It’s something all around us, yet we hardly recognize its impact on our daily lives: Stainless Steel. However, for the engineers, architects and housewives of the early 20th Century, it was an unprecedented revolution. With the addition of Chromium (11% by weight, min.), steel was rendered not only tremendously stronger but also “Stainless.” With the addition of other elements (i.e. Nickel, Tungsten, Molybdenum etc.), it took on certain characteristics that made it even more desirable for specific applications/processes (i.e. machining, welding, high temperature/pressure etc.). From our 21st Century perspective, it’s hard to see the impact corrosion-resistant steel made; from consumer products to industrial processes to the top of the Chrysler Building, and beyond. The beneficial effects of adding chromium to steel were not unknown in the 19th Century, but it would not be until the early 20th Century that the technology for perfecting the alloy would come together. In fact, it seems to be a case of synchronicity. An English metallurgist named Harry Brearley was given the assignment by his employers to find a way to eliminate the corrosion that occurred in large caliber gun barrels. Born and raised in Sheffield, England – world-famous for its cutlery industry, Brearley immediately recognized the benefits not only for gun barrels, but also for knives, forks, spoons, etc. which were prone to corrosion – a very unhygienic situation. So it was that table knives became the first Stainless Steel product. At the same time, on the other side of the pond, Elwood Haynes was figuring out a way to get spark plug points not to corrode. In Germany, two Krupp scientists were also perfecting the stainless alloy. In the end, the outbreak of WWI delayed the introduction of stainless steel on a large scale (it was used during the war for military applications such as aircraft engine components) but after the war, many steel companies in the U.S. began producing stainless steel products in earnest (under license from the patent holder/s). Even at the height of the Great Depression, though more costly than standard steel, production of stainless steel never wavered. Indeed, by the early 1930s Stainless Steel had become “The Alloy of Endless Possibilities.”
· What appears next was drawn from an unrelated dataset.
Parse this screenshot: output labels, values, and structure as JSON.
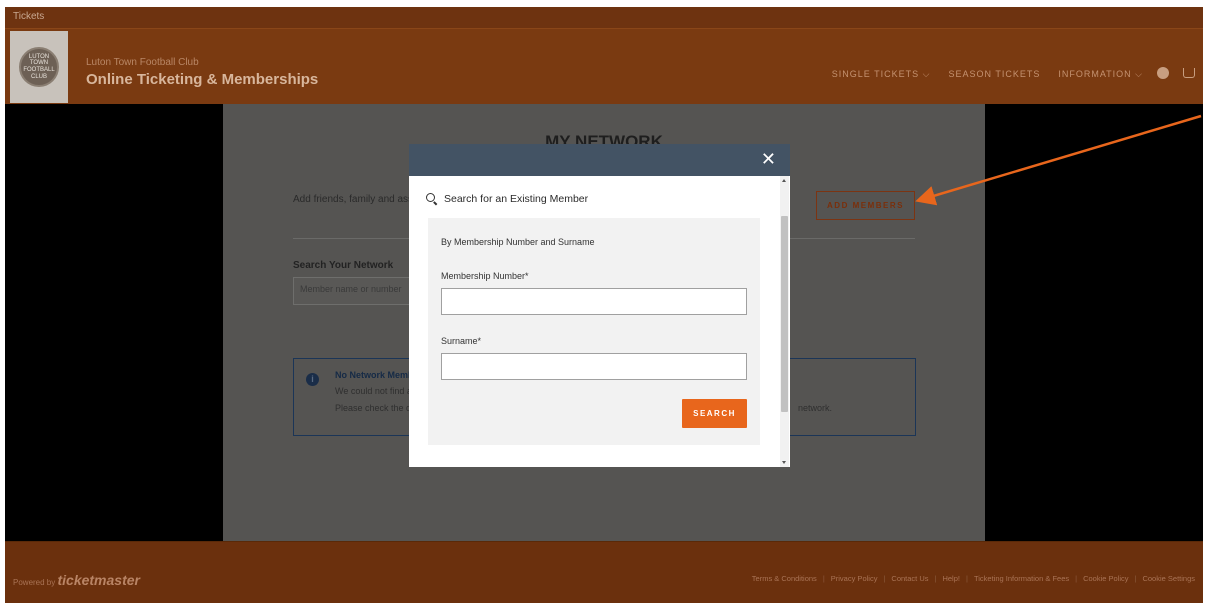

This course includes a multiple-choice quiz at the end, which is designed to enhance the understanding of the course materials.
NY PE & PLS: You must choose courses that are technical in nature or related to matters of laws and ethics contributing to the health and welfare of the public. NY Board does not accept courses related to office management, risk management, leadership, marketing, accounting, financial planning, real estate, and basic CAD. Specific course topics that are on the borderline and are not acceptable by the NY Board have been noted under the course description on our website.